Warrnambool City Council says it has already put into action a number of recommendations from an audit into local government fraud controls of its grants program.
The city council was one of six from across the state to participate in the Victorian Auditor General's Office report which also included the Southern Grampians Shire.
"We found that the audited councils lacked focus on preventing fraud and corruption in their grant programs," the report says.
"As a result, many of their control areas are weak or inconsistent."
The council's chief executive officer Peter Schneider said it was pleased to be selected.
"The report is ultimately aimed at making us a more effective, accountable organisation and this accords with our values," Mr Schneider said.

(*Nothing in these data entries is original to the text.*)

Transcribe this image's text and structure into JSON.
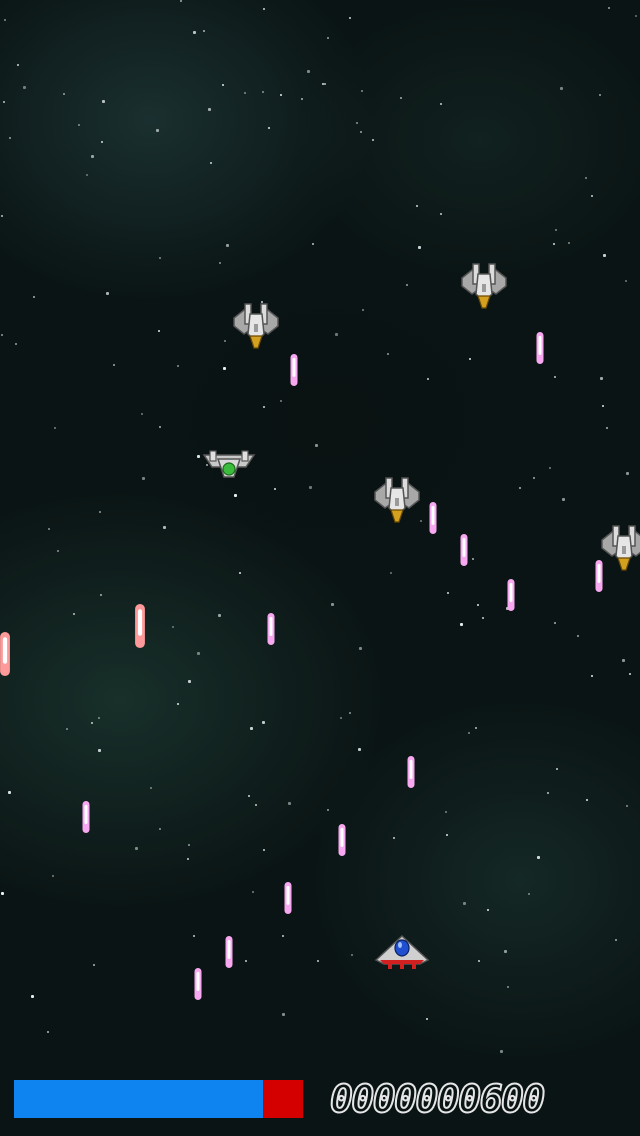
{
  "hud": {
    "health_level": 0.86,
    "health_color": "#0d84f0",
    "damage_color": "#d40000",
    "score": "0000000600"
  },
  "colors": {
    "enemy_bullet": "#f8a8f0",
    "player_bullet": "#ff9a9a",
    "enemy_hull": "#c8c8c8",
    "enemy_thruster": "#d4a020",
    "player_cockpit": "#2050d0",
    "player_trim": "#d02020"
  },
  "sprites": {
    "enemies": [
      "grey-fighter",
      "grey-fighter",
      "green-scout",
      "grey-fighter",
      "grey-fighter"
    ],
    "player": "player-ship"
  }
}
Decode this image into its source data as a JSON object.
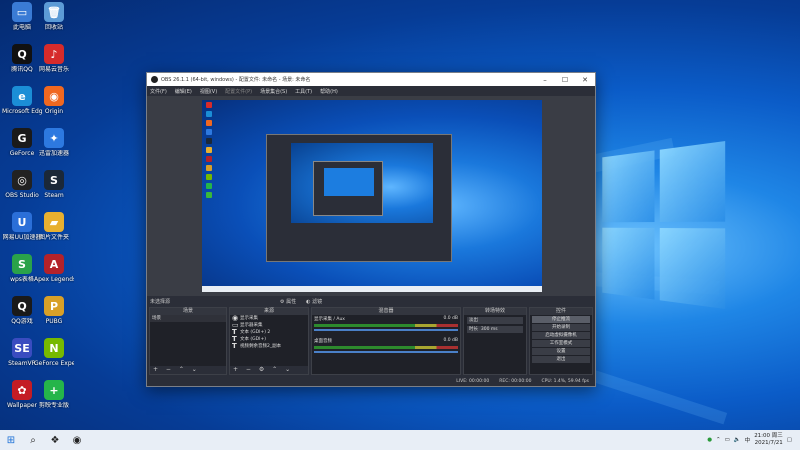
{
  "desktop": {
    "icons": [
      {
        "label": "此电脑",
        "glyph": "▭",
        "color": "#3a7bd5"
      },
      {
        "label": "回收站",
        "glyph": "🗑",
        "color": "#5c9bd6"
      },
      {
        "label": "腾讯QQ",
        "glyph": "Q",
        "color": "#111111"
      },
      {
        "label": "网易云音乐",
        "glyph": "♪",
        "color": "#d62b2b"
      },
      {
        "label": "Microsoft Edge",
        "glyph": "e",
        "color": "#1b8ed6"
      },
      {
        "label": "Origin",
        "glyph": "◉",
        "color": "#f06820"
      },
      {
        "label": "GeForce",
        "glyph": "G",
        "color": "#1a1a1a"
      },
      {
        "label": "迅雷加速器",
        "glyph": "✦",
        "color": "#2d79e0"
      },
      {
        "label": "OBS Studio",
        "glyph": "◎",
        "color": "#222222"
      },
      {
        "label": "Steam",
        "glyph": "S",
        "color": "#1b2838"
      },
      {
        "label": "网易UU加速器",
        "glyph": "U",
        "color": "#2b6fd8"
      },
      {
        "label": "图片文件夹",
        "glyph": "▰",
        "color": "#e8b030"
      },
      {
        "label": "wps表格",
        "glyph": "S",
        "color": "#2aa24a"
      },
      {
        "label": "Apex Legends",
        "glyph": "A",
        "color": "#b3222a"
      },
      {
        "label": "QQ游戏",
        "glyph": "Q",
        "color": "#1a1a1a"
      },
      {
        "label": "PUBG",
        "glyph": "P",
        "color": "#d8a028"
      },
      {
        "label": "SteamVR",
        "glyph": "SE",
        "color": "#3a4cc0"
      },
      {
        "label": "GeForce Experience",
        "glyph": "N",
        "color": "#76b900"
      },
      {
        "label": "Wallpaper",
        "glyph": "✿",
        "color": "#c41c24"
      },
      {
        "label": "剪映专业版",
        "glyph": "+",
        "color": "#25b54a"
      },
      {
        "label": "QQ影音",
        "glyph": "◑",
        "color": "#3ab83a"
      }
    ]
  },
  "obs": {
    "title": "OBS 26.1.1 (64-bit, windows) - 配置文件: 未命名 - 场景: 未命名",
    "menu": [
      "文件(F)",
      "编辑(E)",
      "视图(V)",
      "配置文件(P)",
      "场景集合(S)",
      "工具(T)",
      "帮助(H)"
    ],
    "no_source": "未选择源",
    "props_label": "属性",
    "filters_label": "滤镜",
    "docks": {
      "scenes": {
        "title": "场景",
        "items": [
          "场景"
        ]
      },
      "sources": {
        "title": "来源",
        "items": [
          "显示采集",
          "显示器采集",
          "文本 (GDI+) 2",
          "文本 (GDI+)",
          "视频剩余音频2_副本"
        ]
      },
      "mixer": {
        "title": "混音器",
        "channels": [
          {
            "name": "显示采集 / Aux",
            "db": "0.0 dB"
          },
          {
            "name": "桌面音频",
            "db": "0.0 dB"
          }
        ]
      },
      "transitions": {
        "title": "转场特效",
        "type": "淡出",
        "duration_label": "时长",
        "duration": "300 ms"
      },
      "controls": {
        "title": "控件",
        "buttons": [
          "停止推流",
          "开始录制",
          "启动虚拟摄像机",
          "工作室模式",
          "设置",
          "退出"
        ]
      }
    },
    "status": {
      "live": "LIVE: 00:00:00",
      "rec": "REC: 00:00:00",
      "cpu": "CPU: 1.4%, 59.94 fps"
    }
  },
  "taskbar": {
    "start_icon": "windows-icon",
    "time": "21:00 周三",
    "date": "2021/7/21"
  }
}
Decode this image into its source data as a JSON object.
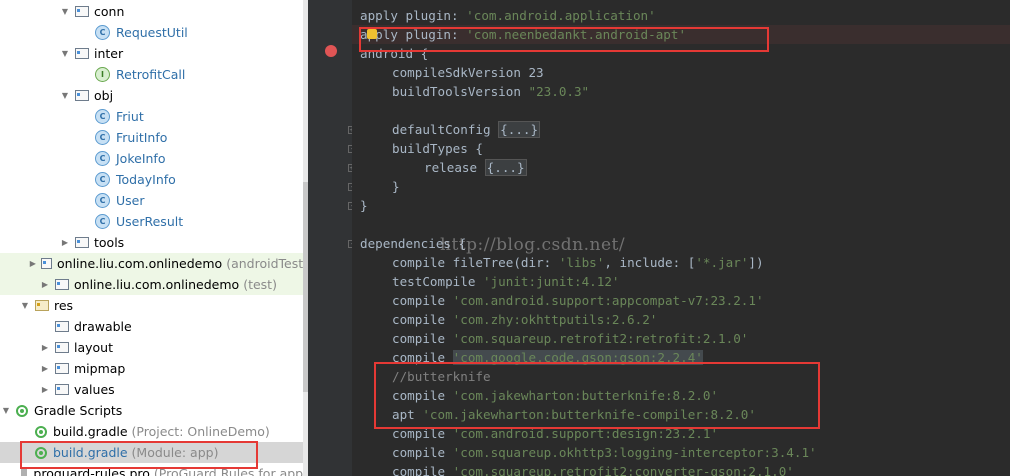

"The report makes a number of recommendations for all Victorian councils and Warrnambool City Council has accepted all of them.
"Council has already taken many of the recommended actions."
The audit covered more than $388,000 worth of grant spending by Warrnambool council.
Mr Schneider said the council had eligibility and assessment criteria for all grant programs, and it had reviewed all non-competitive grants.
"We consistently advise unsuccessful applicants why a grant application has been rejected," he said.
"We have over-arching processes covering conflict-of-interest in our staff and councillor codes of conduct."
The report drew attention to historical grants made by the council to organisations - some for up to 25 years without review - and included the Coast Guard and Warrnambool Surf Life Saving Club.
"As a coastal city which is a popular visitor destination these contributions have been justifiable," Mr Schneider said.
"There were queries over the fact these grants had not changed or increased.
"This is a reflection of tightening budgets under rate capping.
"Certainly the message from VAGO is that if these grants were to change then evidence for doing so would be required."
The council had also stopped automatically paying two grants to two sporting organisations worth $21,000 a year because they were not benefitting the community or lacked relevant approvals, the report says.
Mr Schneider said the council would develop an over-arching grants policy that detailed:
IN OTHER NEWS:
Our journalists work hard to provide local, up-to-date news to the community. This is how you can access our trusted content:
Now just one tap with our new app: Digital subscribers now have the convenience of faster news, right at your fingertips with The Standard:
Have you signed up to The Standard's daily newsletter and breaking news emails? You can register below and make sure you are up to date with everything that's happening in the south-west.
Sign up for our newsletter to stay up to date.